▶ [Dataset extract]:
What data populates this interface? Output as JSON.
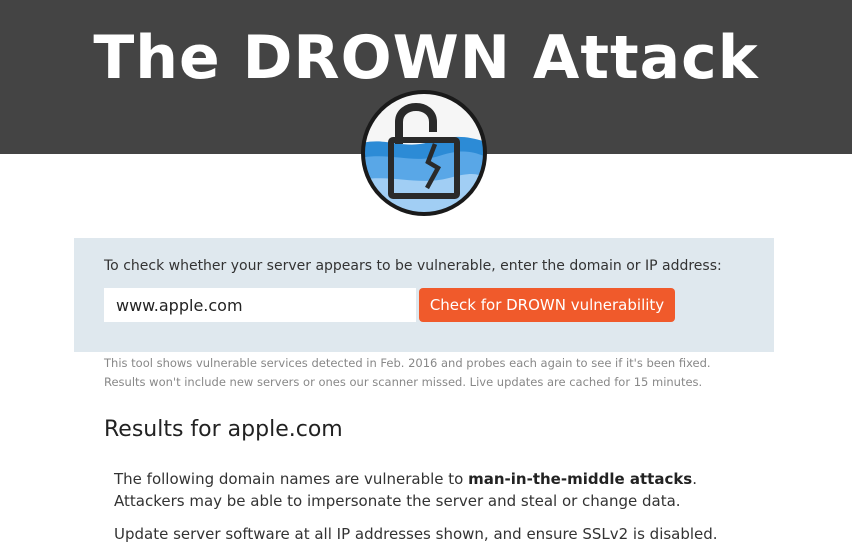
{
  "header": {
    "title": "The DROWN Attack",
    "background_color": "#444444"
  },
  "logo": {
    "icon": "broken-padlock-icon"
  },
  "check_form": {
    "prompt": "To check whether your server appears to be vulnerable, enter the domain or IP address:",
    "input_value": "www.apple.com",
    "button_label": "Check for DROWN vulnerability",
    "panel_color": "#dfe8ee",
    "button_color": "#f05a2b"
  },
  "tool_note": {
    "line1": "This tool shows vulnerable services detected in Feb. 2016 and probes each again to see if it's been fixed.",
    "line2": "Results won't include new servers or ones our scanner missed. Live updates are cached for 15 minutes."
  },
  "results": {
    "heading": "Results for apple.com",
    "para1_prefix": "The following domain names are vulnerable to ",
    "para1_emphasis": "man-in-the-middle attacks",
    "para1_suffix": ".",
    "para1_line2": "Attackers may be able to impersonate the server and steal or change data.",
    "para2": "Update server software at all IP addresses shown, and ensure SSLv2 is disabled."
  }
}
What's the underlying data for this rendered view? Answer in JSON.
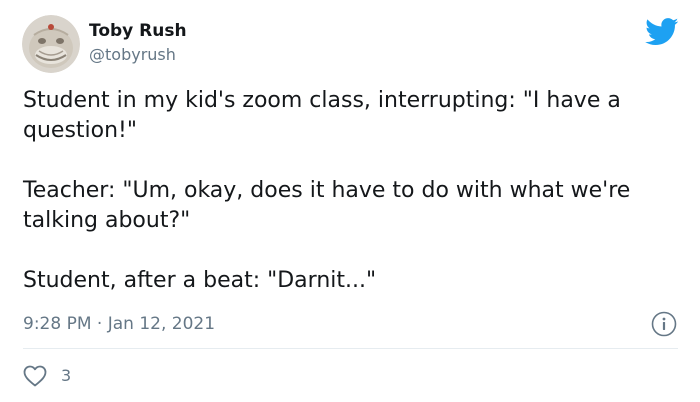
{
  "author": {
    "display_name": "Toby Rush",
    "handle": "@tobyrush"
  },
  "tweet": {
    "paragraphs": [
      "Student in my kid's zoom class, interrupting: \"I have a question!\"",
      "Teacher: \"Um, okay, does it have to do with what we're talking about?\"",
      "Student, after a beat: \"Darnit...\""
    ],
    "timestamp": "9:28 PM · Jan 12, 2021"
  },
  "engagement": {
    "likes": "3"
  },
  "icons": {
    "brand": "twitter-bird-icon",
    "info": "info-icon",
    "like": "heart-icon"
  },
  "colors": {
    "twitter_blue": "#1da1f2",
    "text": "#14171a",
    "secondary_text": "#657786",
    "divider": "#e6ecf0"
  }
}
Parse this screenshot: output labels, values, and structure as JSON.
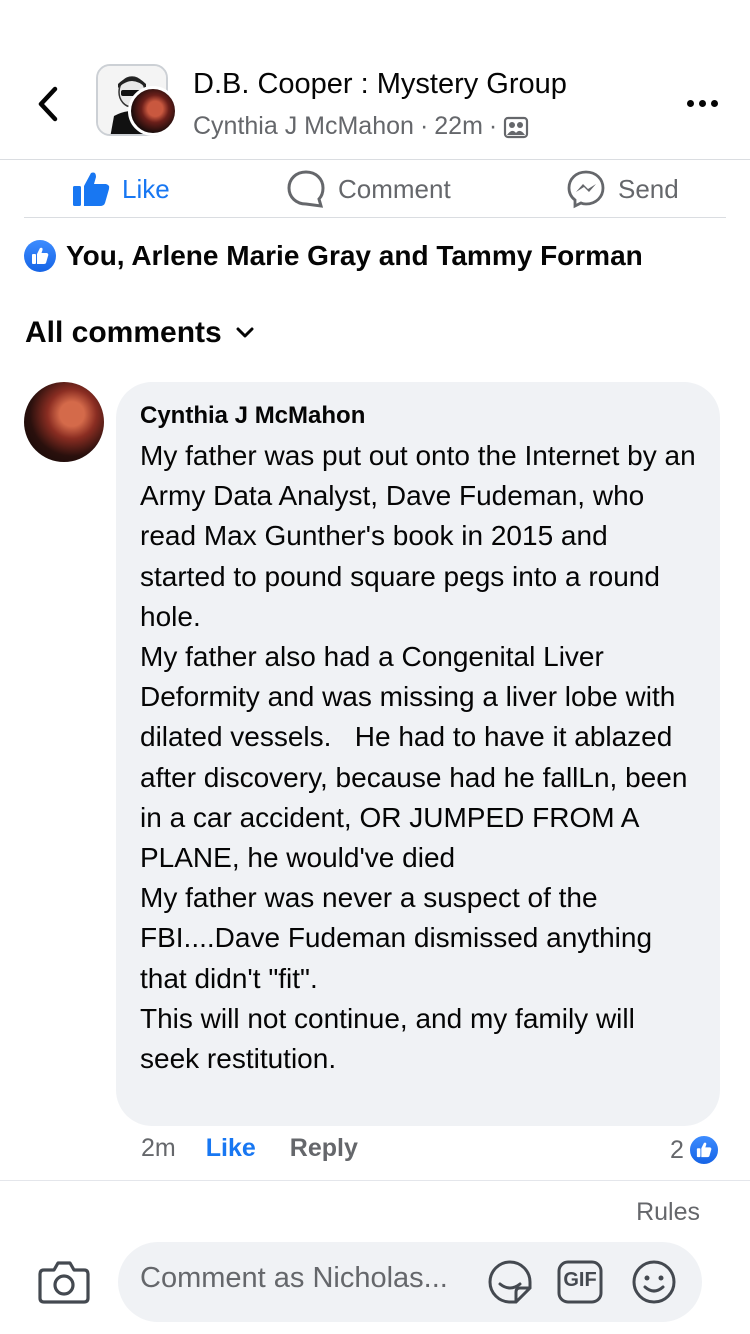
{
  "header": {
    "group_title": "D.B. Cooper : Mystery Group",
    "author": "Cynthia J McMahon",
    "time": "22m",
    "separator": "·"
  },
  "actions": {
    "like": "Like",
    "comment": "Comment",
    "send": "Send"
  },
  "reactions": {
    "text": "You, Arlene Marie Gray and Tammy Forman"
  },
  "comments_filter": {
    "label": "All comments"
  },
  "comment": {
    "author": "Cynthia J McMahon",
    "text": "My father was put out onto the Internet by an Army Data Analyst, Dave Fudeman, who read Max Gunther's book in 2015 and started to pound square pegs into a round hole.\nMy father also had a Congenital Liver Deformity and was missing a liver lobe with dilated vessels.   He had to have it ablazed after discovery, because had he fallLn, been in a car accident, OR JUMPED FROM A PLANE, he would've died\nMy father was never a suspect of the FBI....Dave Fudeman dismissed anything that didn't \"fit\".\nThis will not continue, and my family will seek restitution.",
    "time": "2m",
    "like_label": "Like",
    "reply_label": "Reply",
    "reaction_count": "2"
  },
  "composer": {
    "rules_label": "Rules",
    "placeholder": "Comment as Nicholas...",
    "gif_label": "GIF"
  },
  "colors": {
    "brand_blue": "#1877f2",
    "secondary_text": "#65676b",
    "bubble_bg": "#f0f2f5"
  }
}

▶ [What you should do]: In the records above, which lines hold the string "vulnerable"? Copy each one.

▶ [Written answer]:
    "prompt": "To check whether your server appears to be vulnerable, enter the domain or IP address:",
    "line1": "This tool shows vulnerable services detected in Feb. 2016 and probes each again to see if it's been fixed.",
    "para1_prefix": "The following domain names are vulnerable to ",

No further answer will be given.